brain development
MRI scans showed clear, visible evidence of differences between neurotypical brains and the brains of people with genetic autism. Reuters/Laszlo Balogh

Researchers said they have found a molecular “switch” that is capable of altering the properties of the brain’s cells, a finding they said could have implications well beyond brain treatment.

A team of scientists from King's College London have found that some of the neurons in the cerebral cortex, the section of the brain thought to play a role in awareness and language, can adapt their properties in response to changes in their network -- such as those seen during the learning of a physical task.

Their findings, published Friday in the journal Science, suggest that the brain’s “hardware” is highly adaptable and can change in ways that are not yet understood.

The researchers looked at two different classes of neurons, only to discover that they were looking at the same type of cell that was cycling between two different states. The two classes of neurons were both fast-spiking interneurons, part of a general class of neurons responsible for regulating the activity of most cells in the cerebral cortex.

Unlike sensory and motor neurons, which are responsible for connecting the nervous system to organs and tissues, interneurons connect to other neurons.

They looked at a type of interneuron known as fast-spiking parvalbumin-expressing (FSPV) basket cells, which have been linked to learning. Within this category, there are subtypes that fire rapidly upon being depolarized or after some delay.

In mice, they found that the slow-firing FSPV cells tended to have high levels of a protein known as Er81, while fast-firing ones had lower levels of the protein. In genetically engineered mice that did not express Er81, the firing delay was eliminated.

They also found that Er81 interacted with a potassium channel called Kv1.1 in the neurons, which is thought to regulate firing delays.

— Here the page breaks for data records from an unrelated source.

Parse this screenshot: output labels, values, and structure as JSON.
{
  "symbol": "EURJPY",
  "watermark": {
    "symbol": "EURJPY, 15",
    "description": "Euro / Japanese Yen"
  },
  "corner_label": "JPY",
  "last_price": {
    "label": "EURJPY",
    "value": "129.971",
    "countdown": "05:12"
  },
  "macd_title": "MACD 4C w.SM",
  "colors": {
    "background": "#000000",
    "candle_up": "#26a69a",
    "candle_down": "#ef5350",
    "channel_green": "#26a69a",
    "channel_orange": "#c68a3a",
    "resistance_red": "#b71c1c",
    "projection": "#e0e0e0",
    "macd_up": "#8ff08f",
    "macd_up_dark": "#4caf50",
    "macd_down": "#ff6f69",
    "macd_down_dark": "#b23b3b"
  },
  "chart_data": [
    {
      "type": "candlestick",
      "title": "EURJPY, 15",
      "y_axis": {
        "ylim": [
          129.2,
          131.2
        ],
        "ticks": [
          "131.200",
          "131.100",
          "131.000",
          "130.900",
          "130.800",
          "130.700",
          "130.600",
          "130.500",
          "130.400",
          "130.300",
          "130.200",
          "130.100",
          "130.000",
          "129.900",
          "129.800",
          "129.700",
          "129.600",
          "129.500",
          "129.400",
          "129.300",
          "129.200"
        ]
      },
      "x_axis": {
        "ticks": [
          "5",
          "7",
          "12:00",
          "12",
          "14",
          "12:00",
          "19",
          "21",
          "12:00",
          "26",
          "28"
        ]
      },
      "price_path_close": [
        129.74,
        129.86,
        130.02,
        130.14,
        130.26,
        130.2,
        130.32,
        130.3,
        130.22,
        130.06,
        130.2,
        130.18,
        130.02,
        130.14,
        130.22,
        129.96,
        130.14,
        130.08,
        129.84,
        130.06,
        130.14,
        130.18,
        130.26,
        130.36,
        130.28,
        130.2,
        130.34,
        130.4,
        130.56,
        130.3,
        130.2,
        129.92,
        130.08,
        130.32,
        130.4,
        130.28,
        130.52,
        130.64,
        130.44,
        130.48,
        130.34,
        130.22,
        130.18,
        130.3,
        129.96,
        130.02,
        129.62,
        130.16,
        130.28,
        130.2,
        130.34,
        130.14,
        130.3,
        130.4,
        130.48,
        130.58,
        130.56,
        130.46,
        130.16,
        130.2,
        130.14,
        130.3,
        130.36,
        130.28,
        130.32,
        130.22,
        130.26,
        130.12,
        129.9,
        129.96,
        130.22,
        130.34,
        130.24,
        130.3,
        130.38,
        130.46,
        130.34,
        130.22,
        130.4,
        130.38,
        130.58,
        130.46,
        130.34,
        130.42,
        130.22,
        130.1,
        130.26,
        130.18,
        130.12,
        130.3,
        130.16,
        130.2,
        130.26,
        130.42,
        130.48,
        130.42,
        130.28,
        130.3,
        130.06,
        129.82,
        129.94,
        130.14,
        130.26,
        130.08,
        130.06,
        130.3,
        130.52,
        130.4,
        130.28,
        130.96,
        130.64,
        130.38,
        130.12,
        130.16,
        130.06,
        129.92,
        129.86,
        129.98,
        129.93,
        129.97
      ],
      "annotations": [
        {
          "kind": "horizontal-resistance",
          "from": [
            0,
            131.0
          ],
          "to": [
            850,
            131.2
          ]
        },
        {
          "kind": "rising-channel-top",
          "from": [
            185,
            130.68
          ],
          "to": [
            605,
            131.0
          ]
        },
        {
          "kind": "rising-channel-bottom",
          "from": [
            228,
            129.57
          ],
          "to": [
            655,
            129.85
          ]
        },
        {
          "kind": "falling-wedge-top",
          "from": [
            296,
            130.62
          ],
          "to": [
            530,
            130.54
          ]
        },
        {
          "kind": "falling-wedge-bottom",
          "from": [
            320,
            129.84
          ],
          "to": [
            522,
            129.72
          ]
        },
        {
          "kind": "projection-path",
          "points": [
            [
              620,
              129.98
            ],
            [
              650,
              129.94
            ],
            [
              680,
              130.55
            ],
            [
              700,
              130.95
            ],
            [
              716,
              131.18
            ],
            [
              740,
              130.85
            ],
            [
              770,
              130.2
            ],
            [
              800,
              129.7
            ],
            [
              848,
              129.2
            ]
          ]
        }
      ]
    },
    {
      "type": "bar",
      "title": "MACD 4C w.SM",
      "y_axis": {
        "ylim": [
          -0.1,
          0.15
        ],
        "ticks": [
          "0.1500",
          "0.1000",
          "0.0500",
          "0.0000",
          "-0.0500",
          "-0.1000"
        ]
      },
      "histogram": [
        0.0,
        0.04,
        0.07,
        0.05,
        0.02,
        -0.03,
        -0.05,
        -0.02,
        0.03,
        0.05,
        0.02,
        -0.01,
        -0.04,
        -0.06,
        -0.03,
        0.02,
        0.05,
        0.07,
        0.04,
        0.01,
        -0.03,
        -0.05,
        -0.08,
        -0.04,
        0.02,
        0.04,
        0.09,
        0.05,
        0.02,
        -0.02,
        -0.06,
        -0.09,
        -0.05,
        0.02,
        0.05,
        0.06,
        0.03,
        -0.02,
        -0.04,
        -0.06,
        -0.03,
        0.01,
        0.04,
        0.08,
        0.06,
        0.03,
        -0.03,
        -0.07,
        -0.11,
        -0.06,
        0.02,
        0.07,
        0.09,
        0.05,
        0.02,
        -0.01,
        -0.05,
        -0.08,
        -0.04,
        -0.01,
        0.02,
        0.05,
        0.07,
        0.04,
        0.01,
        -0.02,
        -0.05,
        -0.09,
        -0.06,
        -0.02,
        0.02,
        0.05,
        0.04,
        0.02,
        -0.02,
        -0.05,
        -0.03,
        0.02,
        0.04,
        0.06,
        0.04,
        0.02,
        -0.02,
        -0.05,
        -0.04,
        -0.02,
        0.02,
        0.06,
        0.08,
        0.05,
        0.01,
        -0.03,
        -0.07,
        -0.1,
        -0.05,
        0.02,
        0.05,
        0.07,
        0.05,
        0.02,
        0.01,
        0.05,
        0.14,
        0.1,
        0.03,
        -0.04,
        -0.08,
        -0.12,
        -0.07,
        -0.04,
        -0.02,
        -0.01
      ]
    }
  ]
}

The researchers said that their findings suggest that Er81 is responsible for regulating the channel’s expression, and the firing speed of the interneurons.

“Our findings explain the underlying mechanisms behind the dynamic regulation of the identity of interneurons,” first author Nathalie Dehorter said, in a press release. “The results of this study support the notion that activity plays a prominent role in the specification of neuronal properties, which adapt in response to internal and external influences to encode information. In other words, that our 'hardware' is tuneable, at least to some extent.”

They said that their research identifies one of the factors responsible for the brain’s plasticity, which can have significant effects on its structure and capabilities well after it is finished growing. Previous research has focused on the effects that isolation and video games can have on the brain, or on the microbes present in one’s gut.

The researchers in the latest study said that their finding has implications that could influence everything from education policy to brain repair.

Co-author Oscar Marin said the study “demonstrates the tremendous plasticity of the brain, and how this relates to fundamental processes such as learning. Understanding the mechanisms that regulate this plasticity, and why it tends to dissipate when we age, has enormous implications that go beyond fundamental neuroscience, from informing education policies to developing new therapies for neurological disorders such as epilepsy.”